Items from an interface collection:
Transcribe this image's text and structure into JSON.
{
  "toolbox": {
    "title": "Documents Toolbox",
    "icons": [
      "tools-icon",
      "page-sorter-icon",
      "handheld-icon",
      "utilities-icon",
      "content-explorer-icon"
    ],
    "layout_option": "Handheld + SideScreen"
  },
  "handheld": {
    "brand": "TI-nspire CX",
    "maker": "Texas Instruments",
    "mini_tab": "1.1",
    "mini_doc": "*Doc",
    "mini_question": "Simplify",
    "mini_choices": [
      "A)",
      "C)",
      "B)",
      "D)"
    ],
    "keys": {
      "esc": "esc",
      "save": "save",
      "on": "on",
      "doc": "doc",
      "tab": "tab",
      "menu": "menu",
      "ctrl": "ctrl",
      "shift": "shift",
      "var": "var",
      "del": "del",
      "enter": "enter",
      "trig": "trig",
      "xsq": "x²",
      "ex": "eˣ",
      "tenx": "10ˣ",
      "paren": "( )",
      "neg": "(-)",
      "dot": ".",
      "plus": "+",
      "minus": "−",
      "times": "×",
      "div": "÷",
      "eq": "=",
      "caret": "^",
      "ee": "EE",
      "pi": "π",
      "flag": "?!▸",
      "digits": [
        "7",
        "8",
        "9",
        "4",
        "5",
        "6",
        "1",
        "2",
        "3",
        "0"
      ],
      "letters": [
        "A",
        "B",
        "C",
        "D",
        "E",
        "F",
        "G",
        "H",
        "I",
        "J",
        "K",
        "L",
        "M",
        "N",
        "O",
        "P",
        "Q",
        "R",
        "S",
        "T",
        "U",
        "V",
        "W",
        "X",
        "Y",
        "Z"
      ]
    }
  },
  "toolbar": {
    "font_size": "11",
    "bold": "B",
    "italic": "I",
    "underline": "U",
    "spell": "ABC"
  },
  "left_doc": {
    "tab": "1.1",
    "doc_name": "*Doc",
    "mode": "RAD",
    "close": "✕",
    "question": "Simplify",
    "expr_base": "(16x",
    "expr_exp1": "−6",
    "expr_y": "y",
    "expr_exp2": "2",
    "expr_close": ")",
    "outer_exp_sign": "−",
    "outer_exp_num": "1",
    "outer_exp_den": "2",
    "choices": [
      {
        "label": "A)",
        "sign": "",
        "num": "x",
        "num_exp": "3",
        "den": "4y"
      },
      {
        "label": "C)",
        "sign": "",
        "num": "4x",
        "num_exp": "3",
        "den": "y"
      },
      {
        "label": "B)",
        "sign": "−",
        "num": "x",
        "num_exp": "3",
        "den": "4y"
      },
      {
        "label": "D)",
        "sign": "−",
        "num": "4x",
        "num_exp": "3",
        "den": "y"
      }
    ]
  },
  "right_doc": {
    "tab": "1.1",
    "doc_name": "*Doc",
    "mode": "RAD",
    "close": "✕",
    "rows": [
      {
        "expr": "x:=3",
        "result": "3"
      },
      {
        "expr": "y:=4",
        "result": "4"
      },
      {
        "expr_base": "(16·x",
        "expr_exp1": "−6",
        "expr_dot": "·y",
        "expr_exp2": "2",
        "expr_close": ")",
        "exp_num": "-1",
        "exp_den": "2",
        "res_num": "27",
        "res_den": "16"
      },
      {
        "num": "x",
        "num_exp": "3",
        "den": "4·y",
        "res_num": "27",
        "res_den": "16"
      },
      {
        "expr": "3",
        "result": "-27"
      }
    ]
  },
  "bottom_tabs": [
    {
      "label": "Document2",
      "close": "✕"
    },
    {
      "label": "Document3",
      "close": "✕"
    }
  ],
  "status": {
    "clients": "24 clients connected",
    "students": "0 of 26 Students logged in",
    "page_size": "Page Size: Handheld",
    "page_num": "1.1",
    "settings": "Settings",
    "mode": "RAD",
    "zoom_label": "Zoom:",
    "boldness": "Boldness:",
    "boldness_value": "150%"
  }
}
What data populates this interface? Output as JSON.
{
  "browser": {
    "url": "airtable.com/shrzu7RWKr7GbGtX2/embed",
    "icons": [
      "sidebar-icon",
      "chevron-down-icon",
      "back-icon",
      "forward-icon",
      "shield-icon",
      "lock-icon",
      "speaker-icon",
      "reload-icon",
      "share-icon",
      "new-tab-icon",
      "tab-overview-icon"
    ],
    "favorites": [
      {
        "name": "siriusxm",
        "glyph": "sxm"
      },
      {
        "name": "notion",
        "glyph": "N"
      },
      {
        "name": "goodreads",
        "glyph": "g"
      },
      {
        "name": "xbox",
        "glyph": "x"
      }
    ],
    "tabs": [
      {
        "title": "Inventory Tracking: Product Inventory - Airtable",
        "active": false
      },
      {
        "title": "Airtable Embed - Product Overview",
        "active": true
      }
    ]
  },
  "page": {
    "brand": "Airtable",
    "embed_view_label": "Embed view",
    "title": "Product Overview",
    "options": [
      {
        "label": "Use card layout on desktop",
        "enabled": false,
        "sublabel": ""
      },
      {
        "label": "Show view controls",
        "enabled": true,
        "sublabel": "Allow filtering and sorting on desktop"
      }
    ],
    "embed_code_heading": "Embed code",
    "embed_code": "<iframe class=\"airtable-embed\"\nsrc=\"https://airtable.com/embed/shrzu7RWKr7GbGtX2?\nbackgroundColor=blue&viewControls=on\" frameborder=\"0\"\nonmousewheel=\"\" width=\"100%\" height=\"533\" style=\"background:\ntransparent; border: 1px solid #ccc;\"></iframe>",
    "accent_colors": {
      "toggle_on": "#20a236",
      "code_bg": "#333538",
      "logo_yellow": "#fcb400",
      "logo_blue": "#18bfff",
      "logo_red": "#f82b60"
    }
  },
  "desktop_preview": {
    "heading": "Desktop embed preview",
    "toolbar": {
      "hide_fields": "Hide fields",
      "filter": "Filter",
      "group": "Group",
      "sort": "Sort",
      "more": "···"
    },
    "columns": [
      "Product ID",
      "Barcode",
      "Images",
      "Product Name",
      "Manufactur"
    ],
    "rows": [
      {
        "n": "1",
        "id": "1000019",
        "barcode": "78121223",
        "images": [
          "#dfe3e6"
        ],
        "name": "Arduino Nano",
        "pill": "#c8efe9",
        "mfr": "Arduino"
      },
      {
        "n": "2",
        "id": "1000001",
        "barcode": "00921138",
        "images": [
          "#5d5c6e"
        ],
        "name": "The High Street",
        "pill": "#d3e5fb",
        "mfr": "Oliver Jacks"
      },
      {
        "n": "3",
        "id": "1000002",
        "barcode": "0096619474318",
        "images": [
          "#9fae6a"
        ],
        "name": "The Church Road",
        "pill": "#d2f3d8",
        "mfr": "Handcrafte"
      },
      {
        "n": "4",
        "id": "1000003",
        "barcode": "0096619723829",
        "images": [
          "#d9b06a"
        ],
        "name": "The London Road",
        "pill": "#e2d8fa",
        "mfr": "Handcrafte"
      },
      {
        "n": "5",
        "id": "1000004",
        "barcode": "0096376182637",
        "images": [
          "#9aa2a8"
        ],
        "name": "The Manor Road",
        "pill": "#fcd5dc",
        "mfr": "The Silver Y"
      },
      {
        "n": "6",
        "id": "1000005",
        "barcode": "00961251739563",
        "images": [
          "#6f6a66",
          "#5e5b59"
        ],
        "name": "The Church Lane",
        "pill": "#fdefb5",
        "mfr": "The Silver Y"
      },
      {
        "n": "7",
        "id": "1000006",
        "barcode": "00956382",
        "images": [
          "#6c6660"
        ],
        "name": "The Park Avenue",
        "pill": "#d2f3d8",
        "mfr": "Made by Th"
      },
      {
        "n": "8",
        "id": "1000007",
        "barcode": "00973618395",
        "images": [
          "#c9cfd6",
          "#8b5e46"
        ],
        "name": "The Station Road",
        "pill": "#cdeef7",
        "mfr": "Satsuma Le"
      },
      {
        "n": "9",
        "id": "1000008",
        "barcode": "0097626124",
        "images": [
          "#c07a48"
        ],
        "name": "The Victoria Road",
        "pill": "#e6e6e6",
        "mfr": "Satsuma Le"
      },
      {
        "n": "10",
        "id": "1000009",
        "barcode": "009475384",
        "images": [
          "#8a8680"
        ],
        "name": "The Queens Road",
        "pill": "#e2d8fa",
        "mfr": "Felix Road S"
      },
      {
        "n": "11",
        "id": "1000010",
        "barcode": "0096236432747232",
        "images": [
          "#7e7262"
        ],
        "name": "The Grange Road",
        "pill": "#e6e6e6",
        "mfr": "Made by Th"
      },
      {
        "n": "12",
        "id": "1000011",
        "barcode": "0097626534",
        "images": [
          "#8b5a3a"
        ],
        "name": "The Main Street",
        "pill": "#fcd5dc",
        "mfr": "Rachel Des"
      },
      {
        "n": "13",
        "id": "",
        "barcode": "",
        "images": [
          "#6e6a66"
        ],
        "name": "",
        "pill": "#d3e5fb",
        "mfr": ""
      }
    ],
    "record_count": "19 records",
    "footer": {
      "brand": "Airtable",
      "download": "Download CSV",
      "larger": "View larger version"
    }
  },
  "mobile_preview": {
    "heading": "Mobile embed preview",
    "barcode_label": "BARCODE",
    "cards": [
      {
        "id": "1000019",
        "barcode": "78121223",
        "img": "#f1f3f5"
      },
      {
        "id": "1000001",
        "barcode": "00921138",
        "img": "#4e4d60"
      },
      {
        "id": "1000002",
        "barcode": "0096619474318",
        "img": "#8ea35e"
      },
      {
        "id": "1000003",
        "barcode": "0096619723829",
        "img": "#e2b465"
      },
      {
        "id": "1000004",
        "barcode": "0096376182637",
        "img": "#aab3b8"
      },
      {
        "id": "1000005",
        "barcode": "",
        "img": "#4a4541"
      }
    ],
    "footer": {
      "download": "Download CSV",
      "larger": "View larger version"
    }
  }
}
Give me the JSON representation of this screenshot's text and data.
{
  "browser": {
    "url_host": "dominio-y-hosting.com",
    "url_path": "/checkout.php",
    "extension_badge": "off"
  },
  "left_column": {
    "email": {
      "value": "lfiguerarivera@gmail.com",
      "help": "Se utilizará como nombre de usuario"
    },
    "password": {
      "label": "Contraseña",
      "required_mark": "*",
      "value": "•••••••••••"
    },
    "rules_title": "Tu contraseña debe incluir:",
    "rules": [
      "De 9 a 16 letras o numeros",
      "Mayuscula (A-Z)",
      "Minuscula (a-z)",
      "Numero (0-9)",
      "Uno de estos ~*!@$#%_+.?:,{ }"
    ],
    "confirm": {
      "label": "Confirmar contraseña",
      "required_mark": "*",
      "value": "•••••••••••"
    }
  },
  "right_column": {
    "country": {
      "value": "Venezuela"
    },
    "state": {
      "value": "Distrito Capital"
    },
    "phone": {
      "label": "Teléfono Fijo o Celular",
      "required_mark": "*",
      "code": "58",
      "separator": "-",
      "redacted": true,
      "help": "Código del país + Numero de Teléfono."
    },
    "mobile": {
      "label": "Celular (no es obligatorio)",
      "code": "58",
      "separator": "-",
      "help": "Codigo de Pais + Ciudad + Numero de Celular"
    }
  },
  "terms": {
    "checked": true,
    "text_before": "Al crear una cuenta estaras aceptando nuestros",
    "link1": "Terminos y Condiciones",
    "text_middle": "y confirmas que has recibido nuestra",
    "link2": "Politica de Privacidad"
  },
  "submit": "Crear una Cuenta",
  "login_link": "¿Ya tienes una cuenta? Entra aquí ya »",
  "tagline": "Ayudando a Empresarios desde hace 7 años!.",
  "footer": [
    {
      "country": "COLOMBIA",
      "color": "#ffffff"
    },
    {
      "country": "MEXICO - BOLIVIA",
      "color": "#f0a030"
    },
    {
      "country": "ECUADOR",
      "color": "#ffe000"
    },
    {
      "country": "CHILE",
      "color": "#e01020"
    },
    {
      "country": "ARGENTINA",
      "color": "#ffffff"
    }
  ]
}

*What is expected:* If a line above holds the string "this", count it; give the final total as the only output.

*Reply to the task:* 3